I am not menopausal but I’d like to improve my diet now in preparation. Summarised below are suggestions from The Daily Mail. (As always the DM article was dreadfully written and edited, so I have just collated the key points below).
Switch to a menopause-supporting diet in your 40s, and you’ll be doing the best you possibly can to protect yourself against menopausal symptoms as well as post-menopausal health problems.
WHY DIET MATTERS
Simple lifestyle changes not only reduce the severity of symptoms — both perimenopausal and menopausal — but mean women can get an early start on protecting themselves against bone and joint problems, heart disease and breast cancer to mitigate future risk.
Hormone levels don’t tend to drop in a steady and consistent way — they can suddenly spike sharply or dip, triggering flushes, night sweats and disturbed sleep, depression, irritability, anxiety and memory problems.
THE BASIC RULES
The basic rules for a menopause diet are essentially common sense:
- Make sure you have three meals a day (skipping meals will lead to dips in your blood sugar, which can play havoc with already erratic hormones)
- Include a fist-sized portion of protein with every meal
- Have at least five portions of fruit and vegetables a day.
- Eat no more than two pieces of fruit a day
- Cut back on carbohydrates (a lower-carb diet has been shown repeatedly to increase and even re-establish insulin sensitivity);
- Most of your grains should be wholegrains
- Keep sugar, refined white carbohydrates (biscuits, cakes, pastry), fizzy drinks, coffee and alcohol to a minimum.
Certain foods could have a particularly potent menopause-busting effect.

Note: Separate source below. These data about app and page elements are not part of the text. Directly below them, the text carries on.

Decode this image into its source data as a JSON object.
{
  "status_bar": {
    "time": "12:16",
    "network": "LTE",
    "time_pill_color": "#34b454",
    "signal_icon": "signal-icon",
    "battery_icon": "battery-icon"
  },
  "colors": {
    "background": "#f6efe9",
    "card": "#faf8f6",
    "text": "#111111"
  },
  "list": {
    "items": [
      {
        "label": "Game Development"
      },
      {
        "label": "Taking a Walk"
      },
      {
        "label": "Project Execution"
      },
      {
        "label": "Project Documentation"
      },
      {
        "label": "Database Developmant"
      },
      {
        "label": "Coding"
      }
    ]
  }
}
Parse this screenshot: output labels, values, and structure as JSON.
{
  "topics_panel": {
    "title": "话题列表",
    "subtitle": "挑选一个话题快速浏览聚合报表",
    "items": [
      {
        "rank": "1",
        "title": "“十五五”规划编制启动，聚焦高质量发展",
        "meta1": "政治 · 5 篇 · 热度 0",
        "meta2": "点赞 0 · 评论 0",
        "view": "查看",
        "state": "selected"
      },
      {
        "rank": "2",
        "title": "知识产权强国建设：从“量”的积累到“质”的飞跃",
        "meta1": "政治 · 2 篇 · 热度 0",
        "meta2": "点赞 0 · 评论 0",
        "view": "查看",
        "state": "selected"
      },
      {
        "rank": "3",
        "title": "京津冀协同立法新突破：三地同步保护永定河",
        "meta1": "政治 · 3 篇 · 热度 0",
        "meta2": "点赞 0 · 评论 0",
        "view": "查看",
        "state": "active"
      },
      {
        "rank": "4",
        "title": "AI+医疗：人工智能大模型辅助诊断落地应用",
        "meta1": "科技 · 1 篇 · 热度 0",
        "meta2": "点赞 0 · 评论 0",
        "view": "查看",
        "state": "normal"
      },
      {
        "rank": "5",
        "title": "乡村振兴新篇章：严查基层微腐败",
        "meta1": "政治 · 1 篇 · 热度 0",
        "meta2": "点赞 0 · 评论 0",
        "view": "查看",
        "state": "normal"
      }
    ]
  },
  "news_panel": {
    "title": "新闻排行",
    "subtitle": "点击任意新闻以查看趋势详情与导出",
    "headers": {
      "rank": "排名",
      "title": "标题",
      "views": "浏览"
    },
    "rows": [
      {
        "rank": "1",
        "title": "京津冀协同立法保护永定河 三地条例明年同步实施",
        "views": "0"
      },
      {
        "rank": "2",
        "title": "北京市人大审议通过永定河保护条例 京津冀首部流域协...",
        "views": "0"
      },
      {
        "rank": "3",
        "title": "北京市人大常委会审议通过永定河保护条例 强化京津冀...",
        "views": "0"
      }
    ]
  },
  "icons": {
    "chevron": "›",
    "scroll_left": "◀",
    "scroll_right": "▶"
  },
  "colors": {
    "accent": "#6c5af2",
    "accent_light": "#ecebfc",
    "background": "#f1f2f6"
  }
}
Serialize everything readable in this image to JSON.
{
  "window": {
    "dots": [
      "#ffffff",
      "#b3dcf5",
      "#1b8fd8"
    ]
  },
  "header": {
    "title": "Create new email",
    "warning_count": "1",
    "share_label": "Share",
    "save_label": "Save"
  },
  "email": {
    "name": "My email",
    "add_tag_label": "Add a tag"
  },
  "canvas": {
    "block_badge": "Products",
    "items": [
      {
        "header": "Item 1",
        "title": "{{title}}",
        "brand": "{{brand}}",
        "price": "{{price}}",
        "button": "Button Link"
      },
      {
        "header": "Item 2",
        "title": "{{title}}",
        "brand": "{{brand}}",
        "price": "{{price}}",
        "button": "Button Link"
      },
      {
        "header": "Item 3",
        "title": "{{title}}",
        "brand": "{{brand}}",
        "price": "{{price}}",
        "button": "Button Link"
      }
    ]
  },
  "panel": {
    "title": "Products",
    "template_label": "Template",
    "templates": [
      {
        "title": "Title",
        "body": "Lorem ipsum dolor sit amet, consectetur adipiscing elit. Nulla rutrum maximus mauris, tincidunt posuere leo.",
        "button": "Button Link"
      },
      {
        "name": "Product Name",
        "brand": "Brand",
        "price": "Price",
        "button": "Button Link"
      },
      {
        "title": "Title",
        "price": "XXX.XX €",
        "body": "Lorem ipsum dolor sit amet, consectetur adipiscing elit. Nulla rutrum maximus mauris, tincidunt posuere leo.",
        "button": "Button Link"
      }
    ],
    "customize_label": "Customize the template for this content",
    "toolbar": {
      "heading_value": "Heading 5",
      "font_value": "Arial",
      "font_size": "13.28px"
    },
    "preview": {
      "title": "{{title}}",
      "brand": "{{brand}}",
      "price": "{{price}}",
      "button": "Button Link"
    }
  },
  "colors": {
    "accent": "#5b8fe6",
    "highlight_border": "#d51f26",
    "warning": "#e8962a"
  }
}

* Choose low-fat dairy products. In a major study published in 2013, researchers from Harvard University found that women who had skimmed-milk products, including low-fat cheeses and yoghurts, delayed their menopause by just over three-and-a-half years. Milk and yoghurt are also important sources of calcium to protect your bones.
* Have oily fish twice a week or get your healthy omega-3 oils from nuts and seeds. These fatty acids may help to counteract the menopausal symptoms of dry hair, dry skin, cracked nails, fatigue and low mood. Foods rich in omega-3 fats (oily fish, nuts and seeds) are thought to help counter menopausal memory loss.
* Studies suggest you may help to balance hormone levels by eating foods rich in phytoestrogens. These bind with oestrogen receptors in the body’s cells, increasing the total oestrogen effect. Good sources of phytoestrogens include: soya, lentils, chickpeas, aduki beans, kidney beans, peas, garlic, celery, seeds (particularly pumpkin, crushed linseed and sunflower seeds). You’ll also get phytoestrogens from: wholegrains, apples, plums, cherries, broccoli, carrots, alfalfa, mung bean sprouts and rhubarb. Eat foods rich in magnesium — wholegrains such as brown basmati rice, nuts and green leafy veg.
* Also eat plenty of foods rich in vitamin D (found in oily fish and e Boron is another mineral important for bone health. The nutrient is found in nuts, dates, raisins, grapes, apples and pears.
* EAT five to seven portions of fruit and vegetables a day. Many fruits and vegetables contain plant oestrogens as well as valuable nutrients and fibre. A recent study of breast cancer survivors found that high fibre intake was linked with a reduction in hot flushes over a 12-month period.
* Include foods that contain tryptophan, such as turkey, oats, legumes (such as peanuts) and cottage cheese. Tryptophan helps the body to manufacture serotonin, a chemical messenger that boosts mood and may help to control sleep and appetite.
* Vitamin B9 (folic acid) helps to lower the risk of cardiovascular disease, which rises after menopause. One small study found flaxseed reduced the frequency of hot flushes by 50 per cent in women not taking hormone replacement therapy.
- Regard carbohydrates as an accompaniment rather than a main dish. Have one no-carb meal a day (eggs for breakfast, soup for lunch, meat or fish and a big salad for dinner).
- Sugar in any form.
- Fruit juice
- All forms of ‘empty calories’, ie, anything that gives you nothing nutritionally (and that you eat without enjoying).
- Caffeine is thought to be bad for bone health (increasing the amount of calcium excreted) and can exacerbate the bladder problems that often occur with the menopause. Studies show any more than three to four caffeinated drinks a day can make flushes worse.